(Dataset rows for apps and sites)

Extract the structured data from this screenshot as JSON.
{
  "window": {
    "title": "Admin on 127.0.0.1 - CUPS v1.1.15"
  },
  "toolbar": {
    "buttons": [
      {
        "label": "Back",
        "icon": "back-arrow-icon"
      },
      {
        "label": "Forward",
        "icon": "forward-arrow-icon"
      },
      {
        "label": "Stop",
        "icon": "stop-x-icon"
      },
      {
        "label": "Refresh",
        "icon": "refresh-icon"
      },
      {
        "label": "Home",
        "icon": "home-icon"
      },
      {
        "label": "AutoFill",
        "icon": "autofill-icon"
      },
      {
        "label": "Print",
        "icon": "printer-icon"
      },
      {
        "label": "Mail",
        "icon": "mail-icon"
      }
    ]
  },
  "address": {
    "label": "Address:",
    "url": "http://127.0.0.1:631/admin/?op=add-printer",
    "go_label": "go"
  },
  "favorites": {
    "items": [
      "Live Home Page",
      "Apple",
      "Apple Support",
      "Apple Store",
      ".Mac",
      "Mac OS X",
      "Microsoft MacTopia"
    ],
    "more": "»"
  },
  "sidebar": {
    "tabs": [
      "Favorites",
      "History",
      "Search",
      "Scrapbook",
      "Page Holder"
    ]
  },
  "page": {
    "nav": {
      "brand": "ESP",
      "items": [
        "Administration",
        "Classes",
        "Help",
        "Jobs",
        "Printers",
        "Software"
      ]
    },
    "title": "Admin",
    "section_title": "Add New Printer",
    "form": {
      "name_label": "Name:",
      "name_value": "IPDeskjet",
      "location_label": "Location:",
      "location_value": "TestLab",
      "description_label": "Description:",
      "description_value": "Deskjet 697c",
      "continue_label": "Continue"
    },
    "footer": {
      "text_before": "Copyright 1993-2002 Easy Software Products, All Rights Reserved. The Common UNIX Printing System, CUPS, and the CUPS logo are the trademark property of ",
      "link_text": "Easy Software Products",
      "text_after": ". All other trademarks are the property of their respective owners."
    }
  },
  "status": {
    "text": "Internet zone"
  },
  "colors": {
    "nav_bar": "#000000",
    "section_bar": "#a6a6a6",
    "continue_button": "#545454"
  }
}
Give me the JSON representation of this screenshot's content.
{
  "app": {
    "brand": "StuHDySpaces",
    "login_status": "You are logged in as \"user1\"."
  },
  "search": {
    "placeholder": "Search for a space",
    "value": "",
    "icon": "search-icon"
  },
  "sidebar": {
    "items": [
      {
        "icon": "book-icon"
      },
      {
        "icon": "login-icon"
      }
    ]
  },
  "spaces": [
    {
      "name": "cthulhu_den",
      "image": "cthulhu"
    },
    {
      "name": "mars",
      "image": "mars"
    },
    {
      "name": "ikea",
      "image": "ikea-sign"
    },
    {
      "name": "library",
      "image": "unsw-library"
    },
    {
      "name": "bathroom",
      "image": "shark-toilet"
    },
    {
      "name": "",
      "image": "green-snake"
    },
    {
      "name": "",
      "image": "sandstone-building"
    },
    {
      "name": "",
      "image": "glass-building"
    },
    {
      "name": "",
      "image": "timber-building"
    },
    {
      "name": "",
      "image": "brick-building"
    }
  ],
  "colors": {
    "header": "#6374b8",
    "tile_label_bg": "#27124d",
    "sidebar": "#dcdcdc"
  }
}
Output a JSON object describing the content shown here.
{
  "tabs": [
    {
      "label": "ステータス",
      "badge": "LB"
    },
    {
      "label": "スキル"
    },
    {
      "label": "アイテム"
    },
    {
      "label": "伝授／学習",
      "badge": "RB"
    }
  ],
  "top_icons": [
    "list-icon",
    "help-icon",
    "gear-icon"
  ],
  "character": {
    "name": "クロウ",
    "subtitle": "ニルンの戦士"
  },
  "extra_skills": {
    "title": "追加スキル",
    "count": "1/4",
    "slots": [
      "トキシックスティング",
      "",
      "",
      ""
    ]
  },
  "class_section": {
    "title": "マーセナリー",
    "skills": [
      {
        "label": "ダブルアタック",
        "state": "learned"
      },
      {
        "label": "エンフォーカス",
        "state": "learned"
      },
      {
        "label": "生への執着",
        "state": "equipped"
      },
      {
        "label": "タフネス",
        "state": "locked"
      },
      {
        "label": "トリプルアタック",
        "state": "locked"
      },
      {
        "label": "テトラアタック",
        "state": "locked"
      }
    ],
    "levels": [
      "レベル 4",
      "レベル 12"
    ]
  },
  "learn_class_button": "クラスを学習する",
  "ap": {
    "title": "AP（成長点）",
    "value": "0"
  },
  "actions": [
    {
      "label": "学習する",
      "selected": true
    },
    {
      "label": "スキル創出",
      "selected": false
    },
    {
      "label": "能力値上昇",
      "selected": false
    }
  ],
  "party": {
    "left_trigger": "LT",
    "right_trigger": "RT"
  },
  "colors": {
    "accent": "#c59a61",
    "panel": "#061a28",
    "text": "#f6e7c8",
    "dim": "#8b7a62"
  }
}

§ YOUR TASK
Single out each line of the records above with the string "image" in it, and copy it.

§ SOLUTION
      "image": "cthulhu"
      "image": "mars"
      "image": "ikea-sign"
      "image": "unsw-library"
      "image": "shark-toilet"
      "image": "green-snake"
      "image": "sandstone-building"
      "image": "glass-building"
      "image": "timber-building"
      "image": "brick-building"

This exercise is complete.